Houses, resorts planned for North Woods. By Beth Daley, Globe Staff | April 5, 2005. GREENVILLE, Maine -- The land rush is officially on for the North Woods. Click here.
"Land Rush: Public officials compete with builders to grab the green." This article explores the conflicts between preserving green space, developer issues, landowner rights, and the law. Click here.
Farmland Protection and Tourism
West Virginia Farmland Protection Website provides information about the West Virginia Voluntary Farmland Protection Act, counties participating through the formation of Farmland Protection Boards and the State Authority authorized under the West Virginia Department of Agriculture. Click here.
Farmland Protection Board Submits First Applications. By Dick Hughes Special to Moorefield Examiner

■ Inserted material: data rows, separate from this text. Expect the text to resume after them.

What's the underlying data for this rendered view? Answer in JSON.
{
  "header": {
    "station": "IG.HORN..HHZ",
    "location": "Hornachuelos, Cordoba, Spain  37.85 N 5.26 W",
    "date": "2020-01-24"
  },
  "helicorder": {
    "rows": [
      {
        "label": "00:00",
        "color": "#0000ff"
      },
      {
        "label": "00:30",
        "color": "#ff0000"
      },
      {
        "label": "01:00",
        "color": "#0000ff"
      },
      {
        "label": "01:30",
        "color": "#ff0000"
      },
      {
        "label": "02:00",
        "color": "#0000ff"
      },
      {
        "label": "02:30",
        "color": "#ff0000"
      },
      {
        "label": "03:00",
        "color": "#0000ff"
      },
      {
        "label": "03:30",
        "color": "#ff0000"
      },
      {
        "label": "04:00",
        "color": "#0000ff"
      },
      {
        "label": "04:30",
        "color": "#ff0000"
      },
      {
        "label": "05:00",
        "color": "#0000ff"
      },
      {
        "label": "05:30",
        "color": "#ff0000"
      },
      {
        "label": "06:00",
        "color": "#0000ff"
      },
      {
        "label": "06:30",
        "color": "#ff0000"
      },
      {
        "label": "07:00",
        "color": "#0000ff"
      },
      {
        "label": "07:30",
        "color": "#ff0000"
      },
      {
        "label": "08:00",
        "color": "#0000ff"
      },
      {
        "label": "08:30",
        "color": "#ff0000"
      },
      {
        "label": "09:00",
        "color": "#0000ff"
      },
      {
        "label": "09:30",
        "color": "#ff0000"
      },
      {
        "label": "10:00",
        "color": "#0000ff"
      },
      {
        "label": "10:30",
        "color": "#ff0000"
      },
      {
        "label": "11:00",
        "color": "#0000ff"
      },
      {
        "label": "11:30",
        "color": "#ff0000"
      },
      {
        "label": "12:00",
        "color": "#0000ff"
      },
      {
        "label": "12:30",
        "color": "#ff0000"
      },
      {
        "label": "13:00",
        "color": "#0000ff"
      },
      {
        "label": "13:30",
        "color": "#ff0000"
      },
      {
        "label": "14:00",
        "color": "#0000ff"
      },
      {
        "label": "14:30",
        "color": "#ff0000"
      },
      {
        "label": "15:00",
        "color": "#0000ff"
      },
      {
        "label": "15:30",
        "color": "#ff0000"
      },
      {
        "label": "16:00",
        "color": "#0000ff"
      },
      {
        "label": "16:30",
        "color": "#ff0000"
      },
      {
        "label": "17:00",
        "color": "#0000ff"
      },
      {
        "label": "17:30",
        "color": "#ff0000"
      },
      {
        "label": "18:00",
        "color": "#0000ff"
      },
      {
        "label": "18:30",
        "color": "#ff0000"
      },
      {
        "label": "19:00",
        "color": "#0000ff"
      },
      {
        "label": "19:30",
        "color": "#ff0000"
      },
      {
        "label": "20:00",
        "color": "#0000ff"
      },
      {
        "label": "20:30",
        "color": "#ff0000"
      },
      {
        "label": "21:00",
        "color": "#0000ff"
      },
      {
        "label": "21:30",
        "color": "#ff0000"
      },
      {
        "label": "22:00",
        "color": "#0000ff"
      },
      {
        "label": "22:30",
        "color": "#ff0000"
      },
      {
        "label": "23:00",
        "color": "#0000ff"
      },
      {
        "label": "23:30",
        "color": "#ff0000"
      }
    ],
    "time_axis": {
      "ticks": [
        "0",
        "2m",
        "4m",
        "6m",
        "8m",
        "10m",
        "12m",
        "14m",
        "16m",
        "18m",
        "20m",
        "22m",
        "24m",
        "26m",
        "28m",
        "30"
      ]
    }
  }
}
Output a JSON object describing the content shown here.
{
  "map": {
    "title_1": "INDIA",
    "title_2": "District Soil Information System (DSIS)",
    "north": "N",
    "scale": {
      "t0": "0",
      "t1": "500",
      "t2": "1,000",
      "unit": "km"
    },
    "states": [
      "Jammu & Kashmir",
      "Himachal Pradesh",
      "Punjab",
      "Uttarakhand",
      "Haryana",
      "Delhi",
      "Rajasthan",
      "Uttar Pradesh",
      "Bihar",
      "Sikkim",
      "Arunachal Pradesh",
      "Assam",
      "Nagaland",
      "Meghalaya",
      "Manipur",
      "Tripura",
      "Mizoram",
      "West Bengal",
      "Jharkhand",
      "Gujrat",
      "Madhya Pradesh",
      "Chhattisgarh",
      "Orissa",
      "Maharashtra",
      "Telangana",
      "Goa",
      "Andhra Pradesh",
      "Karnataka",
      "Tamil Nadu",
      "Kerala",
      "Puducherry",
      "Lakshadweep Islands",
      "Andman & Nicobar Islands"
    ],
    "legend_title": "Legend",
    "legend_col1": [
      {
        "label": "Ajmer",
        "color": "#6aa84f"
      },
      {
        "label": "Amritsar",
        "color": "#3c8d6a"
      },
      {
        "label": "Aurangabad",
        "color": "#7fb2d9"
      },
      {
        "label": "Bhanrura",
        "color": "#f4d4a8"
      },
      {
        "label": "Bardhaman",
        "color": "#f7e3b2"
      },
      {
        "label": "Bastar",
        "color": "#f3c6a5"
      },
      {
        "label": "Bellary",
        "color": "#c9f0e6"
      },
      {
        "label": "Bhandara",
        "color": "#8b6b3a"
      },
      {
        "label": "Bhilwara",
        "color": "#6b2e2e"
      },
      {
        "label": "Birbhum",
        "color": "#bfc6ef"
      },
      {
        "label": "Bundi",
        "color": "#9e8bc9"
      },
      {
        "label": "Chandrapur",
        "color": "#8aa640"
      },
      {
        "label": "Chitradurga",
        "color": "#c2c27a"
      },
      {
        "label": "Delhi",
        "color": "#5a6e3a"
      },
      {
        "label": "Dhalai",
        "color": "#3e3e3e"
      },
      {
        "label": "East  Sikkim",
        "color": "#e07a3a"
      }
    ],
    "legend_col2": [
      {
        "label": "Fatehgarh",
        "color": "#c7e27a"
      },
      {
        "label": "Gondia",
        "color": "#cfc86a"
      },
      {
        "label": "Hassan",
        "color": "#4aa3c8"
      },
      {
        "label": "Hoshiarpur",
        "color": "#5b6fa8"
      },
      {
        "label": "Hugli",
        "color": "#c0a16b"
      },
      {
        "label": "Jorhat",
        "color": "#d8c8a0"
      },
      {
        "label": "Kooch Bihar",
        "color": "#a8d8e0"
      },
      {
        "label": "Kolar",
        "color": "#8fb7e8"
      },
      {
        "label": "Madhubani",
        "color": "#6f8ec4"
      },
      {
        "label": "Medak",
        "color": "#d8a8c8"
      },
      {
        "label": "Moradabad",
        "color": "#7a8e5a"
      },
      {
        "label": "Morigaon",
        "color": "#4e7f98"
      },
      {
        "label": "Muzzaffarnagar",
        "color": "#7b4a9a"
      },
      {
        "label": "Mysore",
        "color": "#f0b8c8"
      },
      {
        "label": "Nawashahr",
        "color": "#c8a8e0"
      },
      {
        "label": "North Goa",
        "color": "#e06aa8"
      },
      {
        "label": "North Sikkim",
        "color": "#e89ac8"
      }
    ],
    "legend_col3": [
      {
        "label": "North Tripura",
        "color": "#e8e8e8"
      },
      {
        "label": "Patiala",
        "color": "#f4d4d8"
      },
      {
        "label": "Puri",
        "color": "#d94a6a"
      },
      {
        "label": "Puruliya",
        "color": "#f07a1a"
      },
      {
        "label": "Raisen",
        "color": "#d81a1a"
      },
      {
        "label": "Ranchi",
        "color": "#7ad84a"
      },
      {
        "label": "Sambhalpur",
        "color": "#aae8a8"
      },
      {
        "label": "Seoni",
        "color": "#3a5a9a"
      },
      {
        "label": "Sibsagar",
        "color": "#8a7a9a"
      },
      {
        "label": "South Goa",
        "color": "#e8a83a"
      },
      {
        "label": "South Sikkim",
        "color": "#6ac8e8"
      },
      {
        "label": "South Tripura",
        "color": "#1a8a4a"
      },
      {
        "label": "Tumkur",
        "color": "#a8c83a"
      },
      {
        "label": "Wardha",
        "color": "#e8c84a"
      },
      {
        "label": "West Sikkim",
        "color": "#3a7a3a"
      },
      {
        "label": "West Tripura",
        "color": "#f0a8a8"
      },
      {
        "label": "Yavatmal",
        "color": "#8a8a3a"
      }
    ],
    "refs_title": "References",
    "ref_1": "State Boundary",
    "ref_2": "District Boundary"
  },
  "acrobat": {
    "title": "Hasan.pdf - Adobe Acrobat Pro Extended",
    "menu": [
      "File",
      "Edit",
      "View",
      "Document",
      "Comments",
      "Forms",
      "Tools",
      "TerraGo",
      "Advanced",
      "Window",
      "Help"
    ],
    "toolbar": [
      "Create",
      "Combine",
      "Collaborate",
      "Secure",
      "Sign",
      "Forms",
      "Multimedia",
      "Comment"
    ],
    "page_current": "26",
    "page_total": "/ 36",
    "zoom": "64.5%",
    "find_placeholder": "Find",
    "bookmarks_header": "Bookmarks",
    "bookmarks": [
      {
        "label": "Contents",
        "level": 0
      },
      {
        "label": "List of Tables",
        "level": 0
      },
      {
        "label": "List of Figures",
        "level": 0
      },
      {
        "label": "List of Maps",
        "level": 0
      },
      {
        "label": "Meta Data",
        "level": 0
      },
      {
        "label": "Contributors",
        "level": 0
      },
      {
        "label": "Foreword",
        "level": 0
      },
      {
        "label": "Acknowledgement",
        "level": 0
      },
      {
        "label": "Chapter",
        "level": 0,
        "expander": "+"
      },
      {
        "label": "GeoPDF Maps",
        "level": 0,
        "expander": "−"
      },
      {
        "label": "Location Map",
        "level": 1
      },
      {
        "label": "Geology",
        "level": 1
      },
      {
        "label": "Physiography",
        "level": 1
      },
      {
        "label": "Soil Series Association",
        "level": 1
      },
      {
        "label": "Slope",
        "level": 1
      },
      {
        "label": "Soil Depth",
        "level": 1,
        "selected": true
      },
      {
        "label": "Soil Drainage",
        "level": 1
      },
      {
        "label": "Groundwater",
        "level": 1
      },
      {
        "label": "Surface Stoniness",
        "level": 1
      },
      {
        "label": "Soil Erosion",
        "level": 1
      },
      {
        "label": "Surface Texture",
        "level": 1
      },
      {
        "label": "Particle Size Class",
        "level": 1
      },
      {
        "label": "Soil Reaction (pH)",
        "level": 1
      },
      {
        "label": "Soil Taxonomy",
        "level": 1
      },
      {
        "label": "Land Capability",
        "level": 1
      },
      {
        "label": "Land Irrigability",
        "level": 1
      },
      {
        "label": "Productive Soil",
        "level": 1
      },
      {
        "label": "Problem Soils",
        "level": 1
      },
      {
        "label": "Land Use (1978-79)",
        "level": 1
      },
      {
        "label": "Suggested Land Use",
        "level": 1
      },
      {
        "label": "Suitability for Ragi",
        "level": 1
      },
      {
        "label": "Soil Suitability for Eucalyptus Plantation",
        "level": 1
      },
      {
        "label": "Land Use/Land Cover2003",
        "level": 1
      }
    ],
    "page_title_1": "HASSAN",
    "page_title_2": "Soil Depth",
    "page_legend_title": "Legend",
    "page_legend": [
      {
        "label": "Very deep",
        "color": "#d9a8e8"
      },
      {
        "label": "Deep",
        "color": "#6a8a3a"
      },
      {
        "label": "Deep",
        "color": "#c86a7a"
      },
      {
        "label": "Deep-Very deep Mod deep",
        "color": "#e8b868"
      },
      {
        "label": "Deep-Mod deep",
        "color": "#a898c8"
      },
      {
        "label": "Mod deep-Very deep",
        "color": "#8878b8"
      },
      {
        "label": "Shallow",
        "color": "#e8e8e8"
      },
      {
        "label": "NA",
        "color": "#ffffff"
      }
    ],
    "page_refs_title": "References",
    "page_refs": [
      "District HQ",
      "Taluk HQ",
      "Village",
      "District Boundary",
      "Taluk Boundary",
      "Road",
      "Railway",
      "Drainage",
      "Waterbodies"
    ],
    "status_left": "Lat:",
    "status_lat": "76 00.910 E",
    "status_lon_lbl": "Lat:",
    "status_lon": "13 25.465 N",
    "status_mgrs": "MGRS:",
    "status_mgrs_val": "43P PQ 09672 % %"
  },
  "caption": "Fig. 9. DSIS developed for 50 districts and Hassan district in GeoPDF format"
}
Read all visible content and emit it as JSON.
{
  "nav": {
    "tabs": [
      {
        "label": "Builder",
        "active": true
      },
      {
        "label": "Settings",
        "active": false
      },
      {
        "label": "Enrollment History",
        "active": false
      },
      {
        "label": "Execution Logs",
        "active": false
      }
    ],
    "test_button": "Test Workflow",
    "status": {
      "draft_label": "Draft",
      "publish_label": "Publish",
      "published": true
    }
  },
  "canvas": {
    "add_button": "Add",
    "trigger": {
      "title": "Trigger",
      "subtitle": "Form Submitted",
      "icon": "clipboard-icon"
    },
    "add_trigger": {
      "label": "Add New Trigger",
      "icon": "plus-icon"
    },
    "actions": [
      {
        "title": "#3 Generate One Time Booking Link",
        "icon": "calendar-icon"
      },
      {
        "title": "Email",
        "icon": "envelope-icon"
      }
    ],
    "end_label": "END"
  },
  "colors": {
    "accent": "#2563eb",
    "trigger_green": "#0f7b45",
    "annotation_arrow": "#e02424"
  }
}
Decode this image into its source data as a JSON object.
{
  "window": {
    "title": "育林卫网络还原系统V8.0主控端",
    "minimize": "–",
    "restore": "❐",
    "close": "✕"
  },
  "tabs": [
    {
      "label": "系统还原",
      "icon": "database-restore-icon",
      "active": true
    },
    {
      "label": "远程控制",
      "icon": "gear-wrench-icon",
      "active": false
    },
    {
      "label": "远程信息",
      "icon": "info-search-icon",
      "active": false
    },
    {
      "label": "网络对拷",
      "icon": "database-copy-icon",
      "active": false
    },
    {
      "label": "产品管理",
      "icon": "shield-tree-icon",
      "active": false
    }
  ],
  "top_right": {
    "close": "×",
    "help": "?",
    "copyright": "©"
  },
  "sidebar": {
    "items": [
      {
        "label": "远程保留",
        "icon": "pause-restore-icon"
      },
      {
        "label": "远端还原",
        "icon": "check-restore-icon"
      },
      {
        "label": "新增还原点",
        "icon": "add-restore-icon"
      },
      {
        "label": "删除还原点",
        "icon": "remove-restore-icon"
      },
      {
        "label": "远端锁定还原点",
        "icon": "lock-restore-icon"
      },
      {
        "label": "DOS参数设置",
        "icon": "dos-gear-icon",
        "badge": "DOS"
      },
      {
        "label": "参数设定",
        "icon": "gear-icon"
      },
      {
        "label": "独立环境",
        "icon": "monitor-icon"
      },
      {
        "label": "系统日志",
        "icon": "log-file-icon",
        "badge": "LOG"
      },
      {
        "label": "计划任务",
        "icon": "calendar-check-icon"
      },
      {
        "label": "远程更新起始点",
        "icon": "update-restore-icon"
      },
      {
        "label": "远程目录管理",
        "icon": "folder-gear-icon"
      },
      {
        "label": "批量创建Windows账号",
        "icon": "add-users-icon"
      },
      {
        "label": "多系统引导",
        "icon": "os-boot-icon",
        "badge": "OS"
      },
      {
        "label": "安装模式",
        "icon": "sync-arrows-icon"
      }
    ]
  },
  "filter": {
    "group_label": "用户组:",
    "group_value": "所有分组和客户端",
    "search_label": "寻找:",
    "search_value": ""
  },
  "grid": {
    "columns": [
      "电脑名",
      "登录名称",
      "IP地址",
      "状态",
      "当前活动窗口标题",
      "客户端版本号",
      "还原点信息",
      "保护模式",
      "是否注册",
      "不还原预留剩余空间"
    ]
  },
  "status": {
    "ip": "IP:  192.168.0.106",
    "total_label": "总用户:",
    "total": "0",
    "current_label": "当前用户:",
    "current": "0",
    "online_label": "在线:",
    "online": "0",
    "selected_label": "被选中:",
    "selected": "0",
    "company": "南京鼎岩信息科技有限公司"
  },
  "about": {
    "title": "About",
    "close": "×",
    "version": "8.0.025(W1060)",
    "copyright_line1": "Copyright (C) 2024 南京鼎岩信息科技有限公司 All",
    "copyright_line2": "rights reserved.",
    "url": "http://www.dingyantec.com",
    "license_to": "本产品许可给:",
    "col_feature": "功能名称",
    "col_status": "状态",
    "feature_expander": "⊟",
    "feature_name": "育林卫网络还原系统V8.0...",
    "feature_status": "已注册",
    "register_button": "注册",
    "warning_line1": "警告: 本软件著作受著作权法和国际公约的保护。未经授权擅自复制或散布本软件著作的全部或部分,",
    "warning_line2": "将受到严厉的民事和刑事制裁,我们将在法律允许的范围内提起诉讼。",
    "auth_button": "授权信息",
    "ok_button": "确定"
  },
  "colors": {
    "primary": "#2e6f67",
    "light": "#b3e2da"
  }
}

The Hardy County Farmland Protection Board has submitted its first applications in a federal and county program to protect prime agricultural land in perpetuity. Click here for more.
USDA- Farmland Protection Program Click here.
State Farmland Protection Statutes Click here.
American Farmland Trust: How to save farmland. Click here.
Agricultural Tourism. Click here for a business management guide to "Entertainment Farming and Agri-tourism." Click here for a resource economist's perspective on why county and regional development groups might incorporate agritourism into their community economic development plans, and here for a list of additional resources.
The US EPA on many aspects of stormwater management for golf courses. Click here.
Your Piece of the Planet: Golf course water use must be considered. By Kim Hosen, Prince William Conservation Alliance Gainesville Times, 12/05/2003. A recent Maryland study showed that on average 23 percent of the annual rainfall (43 inches) soaks into the ground. This recharges the groundwater supply with about 250,000 gallons of rainwater per acre per year. In western Prince William, new residential and commercial development is rapidly converting fields, forests and wetlands to houses, parking lots and roads. Click here.
Water conservation plans require constant evaluation. From Golf Course News. Click here.
Future Directions for Golf Course Water Use Regulation: A Regulator's Perspective. The future of golf course water use and regulation in one of the nation's highest ET use areas. By Cindy Shimokusu. Click here.
Water Saving Tips for Golf Courses and Industrial Landscapes. MD Department of the Environment. Click here.
Riparian Buffers: What they are and how they work. This excellent discussion comes from the good folks at North Carolina State University.
Understanding the Science Behind Riparian Forest Buffers: Effects on Water Quality. Author: Julia C. Klapproth, Faculty Assistant-Natural Resources, Maryland Cooperative Extension; James E. Johnson, Extension Forestry Specialist, College of Natural Resources, Virginia Tech.
Installing buffers to protect water supplies. In order to protect New York City's water supply, the City, New York State and the USDA's Commodity Credit Corporation (CCC) are picking up all the costs necessary to implement a Conservation Reserve Enhancement Program in the Catskill and Delaware watersheds of the New York City drinking water supply system. These watersheds furnish most of the 1.34 billion gallons of water used daily by the New York City system, which serves 9 million city and regional residents. By installing buffers and protecting erodeable land throughout the Catskill/ Delaware watersheds, they hope to avoid construction of a water filtration plant costing an estimated $6 billion. The project will also provide valuable habitat for endangered Wildlife and native cold water fish. Click here and here to learn more.
Sandstone quarry permit denied in Pocohontas County. "The Surface Mine Board agreed with DEP and germane citizensí wishes to deny the permit. As proposed, the quarry would have too much impact on tourism, trout fishing in Knapps Creek, water supplies and future interests of the area." To learn more click here and here.